So, you have to tame your frogs by tapping the screen to hop around a lily pond and eat flies. You can also get gifts which can contain things like coins, potions, more frogs and habitats. There are achievements to be gained by getting different kinds of frogs in various combinations. Unfortunately, there is a limited number of achievements and the content isn’t being updated. There are, however, over 15,000 different types of frogs.
Pocket Frogs is what is known as a microtransaction game. This type of games operates off the idea that the user can play the game for free but has the option to buy things which can make play more enjoyable or bonus content. These payments are usually quite small and frequently involve buying some sort of in-game currency.

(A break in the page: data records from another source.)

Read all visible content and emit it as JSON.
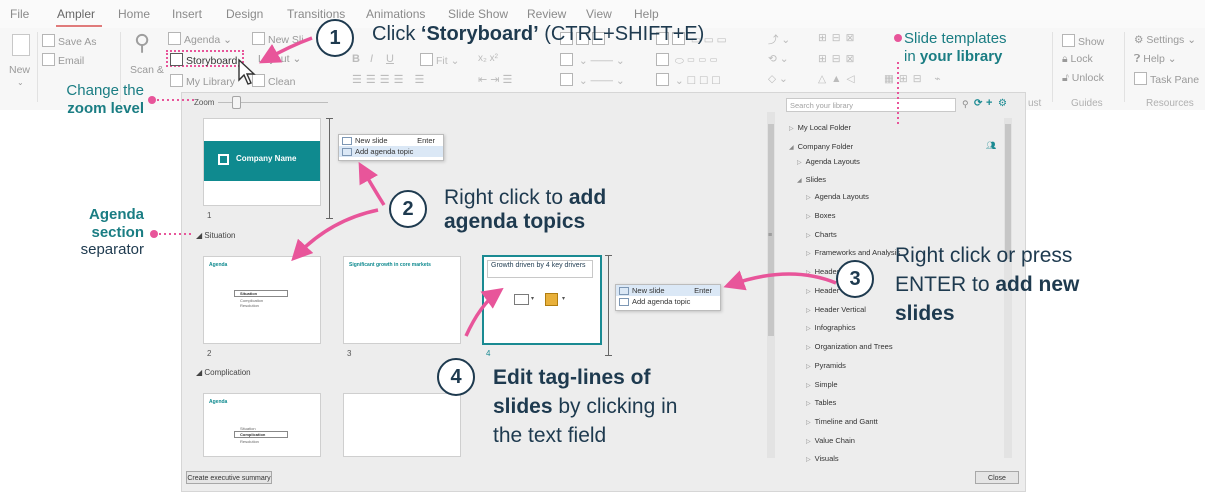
{
  "menu": {
    "items": [
      "File",
      "Ampler",
      "Home",
      "Insert",
      "Design",
      "Transitions",
      "Animations",
      "Slide Show",
      "Review",
      "View",
      "Help"
    ],
    "active": "Ampler"
  },
  "ribbon": {
    "new": "New",
    "save_as": "Save As",
    "email": "Email",
    "scan": "Scan &",
    "agenda": "Agenda",
    "storyboard": "Storyboard",
    "my_library": "My Library",
    "new_slide": "New Sli",
    "layout": "Layout",
    "clean": "Clean",
    "fit": "Fit",
    "show": "Show",
    "lock": "Lock",
    "unlock": "Unlock",
    "settings": "Settings",
    "help": "Help",
    "task_pane": "Task Pane",
    "group_adjust": "ust",
    "group_guides": "Guides",
    "group_resources": "Resources"
  },
  "dialog": {
    "zoom_label": "Zoom",
    "search_placeholder": "Search your library",
    "create_summary_button": "Create executive summary",
    "close_button": "Close",
    "slides": {
      "s1": {
        "num": "1",
        "company": "Company Name"
      },
      "section_situation": "Situation",
      "s2": {
        "num": "2",
        "title": "Agenda",
        "items": [
          "Situation",
          "Complication",
          "Resolution"
        ]
      },
      "s3": {
        "num": "3",
        "title": "Significant growth in core markets"
      },
      "s4": {
        "num": "4",
        "title": "Growth driven by 4 key drivers"
      },
      "section_complication": "Complication",
      "s5": {
        "title": "Agenda",
        "items": [
          "Situation",
          "Complication",
          "Resolution"
        ]
      }
    },
    "ctx_menu": {
      "new_slide": "New slide",
      "enter": "Enter",
      "add_agenda": "Add agenda topic"
    },
    "library": {
      "my_local": "My Local Folder",
      "company": "Company Folder",
      "items": [
        "Agenda Layouts",
        "Slides",
        "Agenda Layouts",
        "Boxes",
        "Charts",
        "Frameworks and Analysis",
        "Header",
        "Header",
        "Header Vertical",
        "Infographics",
        "Organization and Trees",
        "Pyramids",
        "Simple",
        "Tables",
        "Timeline and Gantt",
        "Value Chain",
        "Visuals"
      ]
    }
  },
  "annotations": {
    "step1_num": "1",
    "step1_a": "Click ",
    "step1_b": "‘Storyboard’",
    "step1_c": " (CTRL+SHIFT+E)",
    "step2_num": "2",
    "step2_a": "Right click to ",
    "step2_b": "add",
    "step2_c": "agenda topics",
    "step3_num": "3",
    "step3_a": "Right click or press",
    "step3_b": "ENTER to ",
    "step3_c": "add new",
    "step3_d": "slides",
    "step4_num": "4",
    "step4_a": "Edit tag-lines of",
    "step4_b": "slides",
    "step4_c": " by clicking in",
    "step4_d": "the text field",
    "zoom_a": "Change the",
    "zoom_b": "zoom level",
    "agenda_a": "Agenda",
    "agenda_b": "section",
    "agenda_c": "separator",
    "templates_a": "Slide templates",
    "templates_b": "in ",
    "templates_c": "your library"
  },
  "colors": {
    "teal": "#0f8a8f",
    "navy": "#1e3a4f",
    "pink": "#e8559a",
    "annotation_teal": "#1a7d83"
  }
}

Its an interesting business model and seems to work quite well. There are a lot of games that are using this model quite successfully.
The main problem with Pocket Frogs is the fact that once you have all the achievements there is really no more incentive to play unless you really want to go through the grind to get all 15,000+ types of frogs. Even then, they aren’t increasing the frog types so eventually you would have all of them. While the graphics are pretty cute and the game play can be entertaining, it just isn’t compelling enough to last after all the achievements are gathered. There’s only so long you can tap lily pads and breeds frogs before you get bored.
Admittedly, there is the racing game and puzzle game. I never did figure out how the racing game works exactly. I think that you can tap to make your frog go faster, but this might just be me thinking it works this way so processing what I see as supporting my theory. The puzzle game is pretty much a matching game. You can play either to maybe win coins and other prizes.
Overall, Pocket Frogs is a mildly entertaining little game for the kind of person who likes Farmville and the like. I personally don’t like it very much, but it can be played for short periods of time and has a lot of content. The content isn’t be updated, which is a major downside but it could still be worth it if this is your kind of thing, especially since the game is free to play. I give Pocket Frogs a 3 out of 5 Hearts.